Similarly, GOP proposals marry high deductible health plans with tax-free “health savings accounts” (HSAs). Republicans’ stated goal is to encourage consumers to save and pay for more of their care themselves in the hope that paying out of pocket will encourage them to comparison shop for the best deals on care. Not surprisingly, the evidence suggests that high deductible plans don’t work that way and can drive people to forgo needed care. But claims of increasing “personal responsibility” may hide what’s really driving this proposal. While an HSA’s tax benefits may do little to help low-income households, they can serve as a massive tax shelter for high-income ones.

Our friends at the Center on Budget and Policy Priorities have a helpful primer outlining all of the top GOP proposals, how they differ from the ACA’s protections, and what they could mean to you.

RWV regional coordinator Kathy Waligora of Everthrive Illinois went on Chicago television station WCIU’s “You and Me” morning show to sound the alarm. “We want to make clear that repealing the Affordable Care Act, especially without an immediate replacement is dangerous,” said Waligora (shown at right in the photo). “It will cost people’s lives, it will cost the state and taxpayers money, and it will really disrupt the system that so many of us really rely on, which is the health care system.”
 
So, what can you do?

If you live in New Jersey, you can join our RWV regional coordinator, Citizen Action, in one of a series of candlelight Vigils to Save Our Health Care they are holding outside Congressional District offices.

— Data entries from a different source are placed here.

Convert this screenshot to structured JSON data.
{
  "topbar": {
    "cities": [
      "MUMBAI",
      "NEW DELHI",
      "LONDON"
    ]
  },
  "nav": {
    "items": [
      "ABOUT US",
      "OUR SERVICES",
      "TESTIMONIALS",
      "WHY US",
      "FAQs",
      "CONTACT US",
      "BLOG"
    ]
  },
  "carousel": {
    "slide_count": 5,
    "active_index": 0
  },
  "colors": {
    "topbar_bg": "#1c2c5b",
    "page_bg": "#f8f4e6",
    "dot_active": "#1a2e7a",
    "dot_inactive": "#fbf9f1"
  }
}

Some of these vigils are taking place tonight, Feb. 8, from 4:30 to 6:30 p.m. Check out their website to find out more.

You can show up for a rally when the Save My Care bus stops in your town. This week, the bus is traveling through Nevada, with stops planned in Las Vegas (Thursday), Carson City and Reno (both on Friday) and Fallon (Saturday). Next week, it will be in Arizona and New Mexico. You can check out this website to find out when the bus will be near you.

Last week, the bus stopped in Chicago, where Everthrive Illinois’ Kathy Waligora (second from right) was on hand, offering support as William McNary, Co-Director of Citizen Action Illinois, kicked off the event.

It’s also time to plan ahead for Feb. 18 to 25, when members of Congress will be home in their districts for a President’s Day recess. Here are some action opportunities:
  • Show up for your Congress member’s town hall meeting. See this list to find out if your Congress member has an event scheduled for that week.
  • Social media: Over recess week, RWV plans to launch another round of our #If I Lose Coverage social media campaign, which will feature new badges and stories. Stay on the lookout for more information on our Facebook page.
  • Letters to the editor and op-eds in local newspapers are a great way to share your story with a wide audience.
  • Letter writing parties: Send letters and postcards to district offices asking policymakers to protect our care. (Send mail to district and state offices, not to DC offices, where security measures cause additional time delays.) The most effective letters are hand delivered to district offices in-person.
  • And always and in everything you do, share your story of why the ACA has helped you, your family, friends and neighbors. Speak out about what would happen if you, or someone you love, loses coverage.